This is significant because at six years of age, the Model S is becoming ripe for a complete do-over, and this part of the Tesla product roadmap remains blanketed in silent darkness. We know, roughly, the plan for the Model Y crossover, the next-generation Roadster, and the Tesla Semi. We even know that a pickup truck is in the works.

Tesla hvac patent drawing

With competition from established automakers finally starting to creep up on the EV pioneer, Tesla needs to unleash the innovation it's acquired over the past half-dozen years onto its flagship products, the Model S and Model X. Not only could this help preserve the market share which its taken so far, but it could also result in improved profit margins, as it would be better engineered for manufacturability and take advantage of the new cheaper energy-dense cells and the advances its made in packaging them.

But back briefly to this patent. It seems in this iteration, the outflow is broken up between two main strips in front of the passengers. Also, the mechanisms inside of the structure seem a little more complex than the one found in the Model 3. If you're a sucker for technical details be sure to check out the 52-page document which explains the system in more detail. For the rest of us, though, the abstract below is probably plenty to satisfy our curiosity.

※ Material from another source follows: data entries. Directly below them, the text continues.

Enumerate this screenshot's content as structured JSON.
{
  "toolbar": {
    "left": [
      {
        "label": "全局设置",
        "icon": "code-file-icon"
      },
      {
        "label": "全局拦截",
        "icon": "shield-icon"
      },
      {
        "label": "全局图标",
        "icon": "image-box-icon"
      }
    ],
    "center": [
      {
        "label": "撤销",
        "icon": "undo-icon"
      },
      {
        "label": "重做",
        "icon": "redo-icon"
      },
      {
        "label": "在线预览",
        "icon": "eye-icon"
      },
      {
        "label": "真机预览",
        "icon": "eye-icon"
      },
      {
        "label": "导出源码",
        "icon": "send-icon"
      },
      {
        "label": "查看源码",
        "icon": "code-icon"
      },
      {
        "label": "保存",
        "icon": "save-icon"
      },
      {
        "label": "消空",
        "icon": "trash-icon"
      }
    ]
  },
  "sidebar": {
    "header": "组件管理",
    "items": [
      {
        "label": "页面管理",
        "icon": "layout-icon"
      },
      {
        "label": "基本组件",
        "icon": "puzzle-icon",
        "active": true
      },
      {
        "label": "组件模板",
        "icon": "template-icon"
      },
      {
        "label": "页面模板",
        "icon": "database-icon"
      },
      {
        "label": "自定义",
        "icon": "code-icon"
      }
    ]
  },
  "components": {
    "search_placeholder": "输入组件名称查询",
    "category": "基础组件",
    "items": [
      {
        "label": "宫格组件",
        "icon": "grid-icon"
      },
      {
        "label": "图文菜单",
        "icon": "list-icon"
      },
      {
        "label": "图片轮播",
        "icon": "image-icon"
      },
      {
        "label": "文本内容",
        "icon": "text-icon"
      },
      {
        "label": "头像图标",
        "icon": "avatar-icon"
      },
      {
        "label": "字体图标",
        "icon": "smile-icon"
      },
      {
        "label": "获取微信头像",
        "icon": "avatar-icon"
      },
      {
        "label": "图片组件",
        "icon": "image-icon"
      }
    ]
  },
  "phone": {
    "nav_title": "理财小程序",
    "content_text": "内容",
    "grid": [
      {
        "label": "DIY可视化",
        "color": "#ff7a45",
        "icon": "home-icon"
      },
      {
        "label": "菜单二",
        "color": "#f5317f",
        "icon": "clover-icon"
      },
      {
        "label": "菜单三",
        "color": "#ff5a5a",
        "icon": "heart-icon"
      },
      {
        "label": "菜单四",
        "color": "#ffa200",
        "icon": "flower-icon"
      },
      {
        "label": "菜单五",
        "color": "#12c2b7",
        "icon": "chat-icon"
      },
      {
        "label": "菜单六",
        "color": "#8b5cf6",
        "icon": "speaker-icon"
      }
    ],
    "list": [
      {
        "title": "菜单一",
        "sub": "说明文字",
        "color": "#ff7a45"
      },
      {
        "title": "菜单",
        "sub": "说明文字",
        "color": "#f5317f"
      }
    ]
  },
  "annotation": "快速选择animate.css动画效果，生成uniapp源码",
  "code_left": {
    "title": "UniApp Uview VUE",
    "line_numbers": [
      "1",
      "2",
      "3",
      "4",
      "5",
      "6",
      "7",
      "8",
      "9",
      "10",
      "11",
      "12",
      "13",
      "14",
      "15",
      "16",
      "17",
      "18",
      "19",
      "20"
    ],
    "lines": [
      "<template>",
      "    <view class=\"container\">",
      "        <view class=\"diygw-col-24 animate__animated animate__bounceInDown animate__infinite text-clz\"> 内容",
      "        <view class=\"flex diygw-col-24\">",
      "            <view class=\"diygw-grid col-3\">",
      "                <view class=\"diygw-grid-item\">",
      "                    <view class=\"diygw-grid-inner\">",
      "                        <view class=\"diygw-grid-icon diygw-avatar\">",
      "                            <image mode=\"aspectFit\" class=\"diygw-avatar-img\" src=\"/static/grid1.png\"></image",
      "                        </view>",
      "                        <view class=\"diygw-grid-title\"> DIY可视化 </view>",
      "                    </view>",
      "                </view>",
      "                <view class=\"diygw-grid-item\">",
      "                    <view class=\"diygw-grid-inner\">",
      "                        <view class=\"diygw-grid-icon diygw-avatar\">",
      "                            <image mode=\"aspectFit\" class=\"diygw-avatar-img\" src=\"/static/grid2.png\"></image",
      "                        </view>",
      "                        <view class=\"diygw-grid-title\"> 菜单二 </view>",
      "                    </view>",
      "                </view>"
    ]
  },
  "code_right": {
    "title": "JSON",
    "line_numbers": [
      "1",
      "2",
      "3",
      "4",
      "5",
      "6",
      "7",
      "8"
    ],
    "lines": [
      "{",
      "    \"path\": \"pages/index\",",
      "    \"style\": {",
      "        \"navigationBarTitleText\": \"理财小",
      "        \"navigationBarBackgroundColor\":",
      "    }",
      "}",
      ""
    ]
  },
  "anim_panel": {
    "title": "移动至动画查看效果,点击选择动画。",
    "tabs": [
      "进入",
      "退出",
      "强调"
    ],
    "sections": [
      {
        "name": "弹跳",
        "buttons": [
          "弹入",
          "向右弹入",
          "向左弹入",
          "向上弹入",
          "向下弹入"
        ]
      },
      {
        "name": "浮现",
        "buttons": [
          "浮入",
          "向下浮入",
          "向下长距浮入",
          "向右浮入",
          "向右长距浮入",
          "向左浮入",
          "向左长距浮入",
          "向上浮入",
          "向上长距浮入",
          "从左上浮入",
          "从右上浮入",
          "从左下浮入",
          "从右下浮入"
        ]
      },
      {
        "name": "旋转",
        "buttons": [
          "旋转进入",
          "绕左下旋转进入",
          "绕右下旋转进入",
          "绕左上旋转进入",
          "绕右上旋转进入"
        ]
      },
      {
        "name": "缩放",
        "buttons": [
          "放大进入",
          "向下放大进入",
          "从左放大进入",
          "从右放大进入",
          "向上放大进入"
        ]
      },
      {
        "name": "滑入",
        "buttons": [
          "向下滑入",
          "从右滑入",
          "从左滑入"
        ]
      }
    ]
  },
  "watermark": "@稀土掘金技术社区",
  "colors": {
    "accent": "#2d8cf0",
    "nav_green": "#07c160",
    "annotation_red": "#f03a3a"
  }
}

An air vent assembly includes a cover member having an inlet for allowing a flow of air to enter the cover member. The cover member also has a vent extending from the inlet for allowing a flow of air to exit the cover member. The vent includes a first vent portion, and a second vent portion located adjacent to the first vent portion. The first vent portion has a first set of flow guiding vanes disposed therein. The second vent portion has a second set of flow guiding vanes disposed therein. Each of the vanes is spaced apart from one another and pivotally coupled to a pair of opposing walls of the cover member. The first and second sets of flow guiding vanes are independently moveable with respect to each other using an actuating mechanism for providing a variety of flow-guiding positions one of which includes a split flow-guiding position.

 

Source: Teslarati